When it comes to conventions, character-driven games require pre-generated characters. Otherwise you’re basing your whole game premise on the hope that the players will create interesting characters with their own plot hooks and that you’ll be able to improvise a game based on those plot hooks. This does happen from time to time, but not often enough for it to be a safe bet. Most of the character-driven games I run are based on pop-culture, either as direct adaptations of some book, movie, or TV show, or as a mash-up of two franchises. The most important aspect of preparing for this kind of game is to make sure that the characters are designed with built-in plots and reasons to pursue them. You’ll probably also want to think about some likely scenes that will give each of the characters a chance to be in the spotlight, along with possible stories that can lead to those scenes. The amount of plot planning required depends a lot on the premise. My usual plot outline for “Muppets of Sherwood” is along the lines of “Sheriff is up to something dastardly; NPC merry muppets will get captured and possibly nearly hung; make sure Gonzo gets a chance to do crazy stunts and Kermit Hood has plenty of opportunities for swashbuckling and sharpshooting.” On the other hand, running “Lock, Stock, and Two Ruby Slippers” for the first time required very detailed (for me) planning because the concept needed to at least somewhat adhere to the Wizard of Oz story structure. So in addition to translating Dorothy, Tin Man, and the others to the modern-day London crime underground setting and giving them reasons to want to see the Wizard, I had to work out, for example, what “Follow the Yellow Brick Road” would mean in a Guy Ritchie movie.

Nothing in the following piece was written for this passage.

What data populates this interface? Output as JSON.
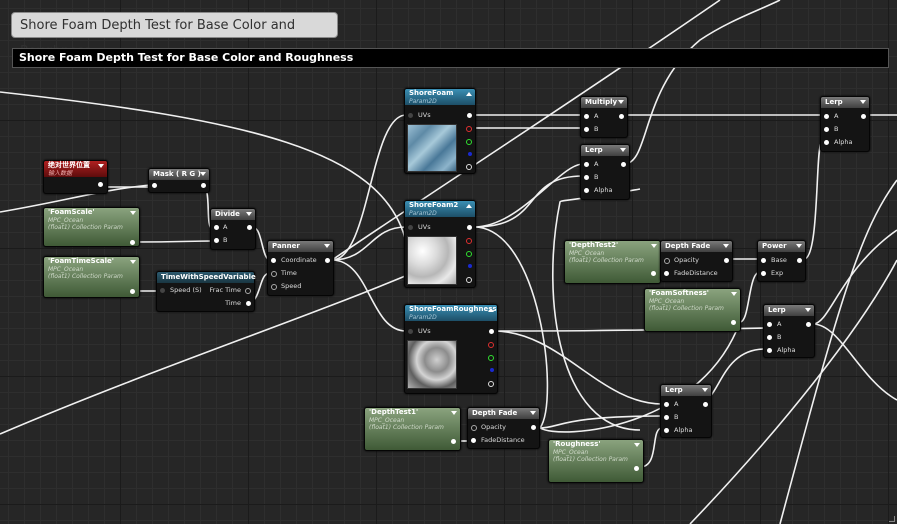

Note: The characters for both “Muppets of Sherwood” and “Lock, Stock, and Two Ruby Slippers” can be downloaded from the Hex Pre-gen archive.
Sometimes I run games like “Players Choice” (the players choose what genre they want, roll up characters, and the GM runs it) and “Life is Random” (the premise of the game is generated randomly using The Book of Dumb Tables or The Book of Dumb Tables 2). The whole purpose of these games is to show off the versatility of the QAGS system. Since by design it’s impossible to plan them, those succeed or fail entirely based on the ability of the GM (and players) to improvise. The only time the GM has to plan is while the players are making characters, and usually at that point you’ve just got the genre or setting to go on. I spend that time trying to come up with a good conflict or villain, but also trying to think of what parts of that genre the system can handle especially well so that I can try to include ways to highlight how well the system works for that particular situation.
And When I’m Not Running A One-Shot…
When I actually get to run a campaign outside of a convention, I combine all these plotting schemes as needed, but for an overall storyline I usually rely on knowing what’s going on in the world independent of the PCs. If you’ve got a world where lots of different characters and factions have their own agendas, and those agendas intersect with one another or the goals of the characters, the adventures basically write themselves. I usually also come up with ideas for a few generic stand-alone adventures/encounters (for example, a haunted house to investigate or highwaymen attacking people along the roadway) that I can drop in when things get bogged down or I feel like players need a break from the ongoing story.
Unless you’re running a dungeon crawl or railroading the players, or are lucky enough to players who can generate character-driven plots that you just have to flesh out as the game goes along, you’re going to have to do some planning. Most people probably plan more than I do, but if you want to keep the game open-ended, it’s still important to think about what you’re trying to do in the game and plan the things you need to get the point across.